Real Estate

Michelle Chan Brown

 

A man and a woman share a room called present. They clasp hands and spin around until ceiling is floor and walls are liquid. They destroy all the furniture with their raucous stamp. Not destruction but restoration of chair and table to its original intent. Photograph themselves in the act. His hands mottle her back. For later. To remember. Not that they’ll have to. Sweat patterns the walls. Like the furniture, now rendered stick and kindle, they have discovered original forms. For years, they had been utilizing mapping software, equating ambulation plus direction with purpose. Now it is handto-hand, skin to skin, organ to organ. Plug the socket, the drain, the yawning openings where time leaks out like acid. One direction: in. They are the room.

Questions, at first whimsical shadows on the floor: but what is outside? They are not exactly hungry but they would not say no to food. And if they want to prepare a meal, share it, discuss the weather patterns, upon what surface? Separation makes a wet sound. Circling each another is menacing. They collect their selves, just matter on the floor. In companionable silence, they reassemble the elements.

Beyond the room, suddenly, boardwalks in July and a pretty stranger’s teeth star-white in the dark of the bar. Cashmere sweaters and Christmas ornaments. Cancer. In the room, it’s true, no war or typhoon or drone, only the small blisters formed and healed from the strategies they mount against each other. When they sleep, back to back, a new shape. Butterfly. Moth. Winged, furtive, ravenous cockroach. They sleep their separate sleeps and dream of their mothers.

It is discovered that the room is a fiction.

She said: To leave the room hurts me more than it hurts you. He said: Again with the comparisons. She said: You overestimated my impulse for the curatorial. He said: A soft, feminine touch was needed. She said: The chairs are fused with my blood. The table with my spit. And when you were thirsty, I invented a baby, and the milk frothed our goblets. He said: I never claimed thirst. She said: I framed and mounted the pictures. He said: . . . to remind us of what once was. If you could only accept the room, you would see that emptiness is intrinsic to beauty. She said: More than it hurts you. He said: Do you know what’s beyond the room? Only black water. Only mountains. Only staircases that spiral toward fire. She said: You’ve always been a liar. He said: There’s no one to learn from but you.

 

 

MICHELLE CHAN BROWN’s first book, Double Agent, was winner of the 2012 Kore First Book Award, judged by Bhanu Kapil. Her second book, Motherland, with Wolves (forthcoming, 2015), won the Jean Feldman Poetry Prize.

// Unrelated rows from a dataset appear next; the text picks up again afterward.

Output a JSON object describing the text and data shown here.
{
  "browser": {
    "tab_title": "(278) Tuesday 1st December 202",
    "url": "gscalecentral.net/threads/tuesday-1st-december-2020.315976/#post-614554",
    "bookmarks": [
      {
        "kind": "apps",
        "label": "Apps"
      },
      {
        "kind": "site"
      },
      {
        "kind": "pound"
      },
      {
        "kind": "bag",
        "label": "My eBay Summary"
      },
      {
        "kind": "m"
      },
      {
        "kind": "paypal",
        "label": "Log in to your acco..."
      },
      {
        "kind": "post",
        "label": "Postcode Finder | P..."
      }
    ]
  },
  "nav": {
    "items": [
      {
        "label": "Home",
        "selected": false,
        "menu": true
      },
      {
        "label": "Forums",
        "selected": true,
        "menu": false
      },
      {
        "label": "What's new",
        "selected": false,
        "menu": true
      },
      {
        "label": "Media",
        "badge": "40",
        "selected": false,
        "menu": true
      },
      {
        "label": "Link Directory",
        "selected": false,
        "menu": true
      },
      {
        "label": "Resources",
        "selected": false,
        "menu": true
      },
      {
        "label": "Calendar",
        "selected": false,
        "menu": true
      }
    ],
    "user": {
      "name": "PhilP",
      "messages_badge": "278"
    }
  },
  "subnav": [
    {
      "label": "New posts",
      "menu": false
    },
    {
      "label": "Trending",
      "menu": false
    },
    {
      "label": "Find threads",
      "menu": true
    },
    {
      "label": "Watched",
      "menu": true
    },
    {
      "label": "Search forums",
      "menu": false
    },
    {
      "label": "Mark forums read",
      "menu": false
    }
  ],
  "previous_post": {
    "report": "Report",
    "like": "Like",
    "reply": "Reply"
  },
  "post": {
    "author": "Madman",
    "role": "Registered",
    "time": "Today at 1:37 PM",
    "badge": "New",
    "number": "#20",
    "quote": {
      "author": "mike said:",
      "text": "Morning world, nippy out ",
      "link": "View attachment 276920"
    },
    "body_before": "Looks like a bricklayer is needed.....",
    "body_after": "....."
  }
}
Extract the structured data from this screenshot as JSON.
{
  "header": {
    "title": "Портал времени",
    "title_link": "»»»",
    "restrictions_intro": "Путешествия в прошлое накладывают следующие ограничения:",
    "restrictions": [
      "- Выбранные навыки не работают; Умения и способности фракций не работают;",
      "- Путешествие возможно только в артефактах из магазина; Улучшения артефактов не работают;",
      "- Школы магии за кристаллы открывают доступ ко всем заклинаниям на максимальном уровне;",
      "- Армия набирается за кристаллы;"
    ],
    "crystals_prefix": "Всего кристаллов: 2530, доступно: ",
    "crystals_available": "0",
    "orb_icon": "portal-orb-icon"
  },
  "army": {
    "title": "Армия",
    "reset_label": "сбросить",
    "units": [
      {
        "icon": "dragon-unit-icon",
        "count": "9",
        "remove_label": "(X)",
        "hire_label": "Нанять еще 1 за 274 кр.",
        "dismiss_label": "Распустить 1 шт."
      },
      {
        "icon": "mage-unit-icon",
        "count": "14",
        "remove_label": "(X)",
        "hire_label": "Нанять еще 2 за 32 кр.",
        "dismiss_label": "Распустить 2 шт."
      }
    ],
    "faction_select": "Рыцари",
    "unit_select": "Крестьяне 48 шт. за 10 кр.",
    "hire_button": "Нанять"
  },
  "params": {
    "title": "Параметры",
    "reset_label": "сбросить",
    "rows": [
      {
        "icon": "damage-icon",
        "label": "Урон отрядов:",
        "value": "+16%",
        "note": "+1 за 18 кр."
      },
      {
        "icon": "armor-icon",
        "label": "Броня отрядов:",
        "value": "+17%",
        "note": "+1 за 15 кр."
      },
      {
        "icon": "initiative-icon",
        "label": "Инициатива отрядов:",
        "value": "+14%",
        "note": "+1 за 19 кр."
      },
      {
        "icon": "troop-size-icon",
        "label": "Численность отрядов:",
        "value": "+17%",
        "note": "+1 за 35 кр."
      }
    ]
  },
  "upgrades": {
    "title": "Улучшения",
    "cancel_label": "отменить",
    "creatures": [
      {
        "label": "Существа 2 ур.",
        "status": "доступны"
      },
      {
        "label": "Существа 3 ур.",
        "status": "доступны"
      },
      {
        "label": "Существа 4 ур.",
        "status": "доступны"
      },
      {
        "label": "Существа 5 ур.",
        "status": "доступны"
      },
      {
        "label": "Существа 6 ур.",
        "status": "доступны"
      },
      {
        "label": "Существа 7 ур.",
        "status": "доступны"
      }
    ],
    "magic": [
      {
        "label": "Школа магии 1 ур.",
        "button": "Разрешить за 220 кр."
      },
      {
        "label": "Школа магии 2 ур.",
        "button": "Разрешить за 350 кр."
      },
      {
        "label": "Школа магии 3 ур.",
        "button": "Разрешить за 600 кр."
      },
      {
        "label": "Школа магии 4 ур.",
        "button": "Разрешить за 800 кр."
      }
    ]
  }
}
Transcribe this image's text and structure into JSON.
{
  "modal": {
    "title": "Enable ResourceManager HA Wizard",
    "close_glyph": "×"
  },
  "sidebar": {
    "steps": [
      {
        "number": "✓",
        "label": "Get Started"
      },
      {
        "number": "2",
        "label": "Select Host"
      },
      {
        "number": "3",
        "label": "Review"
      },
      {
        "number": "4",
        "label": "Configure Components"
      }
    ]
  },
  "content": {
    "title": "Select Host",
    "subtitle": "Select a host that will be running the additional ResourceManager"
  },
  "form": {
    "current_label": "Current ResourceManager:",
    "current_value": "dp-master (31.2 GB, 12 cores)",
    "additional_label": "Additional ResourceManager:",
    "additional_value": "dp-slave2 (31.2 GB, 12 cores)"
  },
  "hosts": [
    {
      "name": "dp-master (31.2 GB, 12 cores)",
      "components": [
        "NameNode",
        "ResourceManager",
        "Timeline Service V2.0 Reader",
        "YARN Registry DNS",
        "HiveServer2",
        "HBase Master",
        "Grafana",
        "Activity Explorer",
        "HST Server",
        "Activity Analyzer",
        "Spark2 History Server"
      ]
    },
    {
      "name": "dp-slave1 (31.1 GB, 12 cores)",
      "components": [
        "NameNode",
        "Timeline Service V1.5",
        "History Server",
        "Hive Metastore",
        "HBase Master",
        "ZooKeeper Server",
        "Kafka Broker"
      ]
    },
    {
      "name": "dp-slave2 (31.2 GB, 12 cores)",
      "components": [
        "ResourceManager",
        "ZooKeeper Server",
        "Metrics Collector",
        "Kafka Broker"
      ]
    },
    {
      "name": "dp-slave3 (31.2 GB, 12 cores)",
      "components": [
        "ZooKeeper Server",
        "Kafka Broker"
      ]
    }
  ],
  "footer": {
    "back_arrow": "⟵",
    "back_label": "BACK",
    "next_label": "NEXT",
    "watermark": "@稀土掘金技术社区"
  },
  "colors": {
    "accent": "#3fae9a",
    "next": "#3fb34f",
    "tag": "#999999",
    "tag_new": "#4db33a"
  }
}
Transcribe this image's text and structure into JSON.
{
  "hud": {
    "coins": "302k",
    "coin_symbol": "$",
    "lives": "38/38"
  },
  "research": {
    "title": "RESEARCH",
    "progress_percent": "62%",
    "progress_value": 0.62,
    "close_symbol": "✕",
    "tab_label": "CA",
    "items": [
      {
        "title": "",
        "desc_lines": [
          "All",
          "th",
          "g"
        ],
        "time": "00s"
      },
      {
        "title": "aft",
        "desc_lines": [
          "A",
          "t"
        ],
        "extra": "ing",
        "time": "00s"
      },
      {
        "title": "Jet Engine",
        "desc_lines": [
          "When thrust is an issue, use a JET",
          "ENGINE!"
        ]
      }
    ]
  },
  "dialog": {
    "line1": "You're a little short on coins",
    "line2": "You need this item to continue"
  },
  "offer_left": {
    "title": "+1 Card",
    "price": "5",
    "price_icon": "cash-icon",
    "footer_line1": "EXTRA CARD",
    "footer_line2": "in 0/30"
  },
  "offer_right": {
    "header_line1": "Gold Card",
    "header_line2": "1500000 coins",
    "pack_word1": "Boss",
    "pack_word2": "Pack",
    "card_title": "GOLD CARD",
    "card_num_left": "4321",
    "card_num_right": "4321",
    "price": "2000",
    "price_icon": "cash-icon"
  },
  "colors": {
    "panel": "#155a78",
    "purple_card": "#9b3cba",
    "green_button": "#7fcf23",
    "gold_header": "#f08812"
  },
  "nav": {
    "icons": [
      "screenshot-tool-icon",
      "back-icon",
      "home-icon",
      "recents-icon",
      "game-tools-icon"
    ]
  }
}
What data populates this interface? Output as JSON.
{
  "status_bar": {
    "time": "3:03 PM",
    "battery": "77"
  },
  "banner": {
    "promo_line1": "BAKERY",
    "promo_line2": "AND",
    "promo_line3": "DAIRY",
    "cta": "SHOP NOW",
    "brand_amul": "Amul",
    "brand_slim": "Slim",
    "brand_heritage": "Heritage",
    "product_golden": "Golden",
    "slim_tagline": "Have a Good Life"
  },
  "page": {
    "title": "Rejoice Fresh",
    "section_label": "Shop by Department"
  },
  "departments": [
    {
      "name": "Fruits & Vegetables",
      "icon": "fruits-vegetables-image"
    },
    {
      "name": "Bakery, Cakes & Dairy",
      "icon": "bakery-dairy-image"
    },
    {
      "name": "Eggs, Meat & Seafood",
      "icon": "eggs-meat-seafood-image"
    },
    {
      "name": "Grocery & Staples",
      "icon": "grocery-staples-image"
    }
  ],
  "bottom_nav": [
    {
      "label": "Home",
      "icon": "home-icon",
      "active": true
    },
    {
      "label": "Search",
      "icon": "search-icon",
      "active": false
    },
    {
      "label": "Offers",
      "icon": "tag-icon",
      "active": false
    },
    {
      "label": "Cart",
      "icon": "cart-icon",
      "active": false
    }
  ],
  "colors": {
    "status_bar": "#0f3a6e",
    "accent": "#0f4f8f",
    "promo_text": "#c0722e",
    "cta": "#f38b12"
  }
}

Her work has appeared in Blackbird, Cimarron Review, The Missouri Review, and Witness, among other journals and anthologies. She is a Kundiman fellow, Fulbright Scholar, and poetry editor of Drunken Boat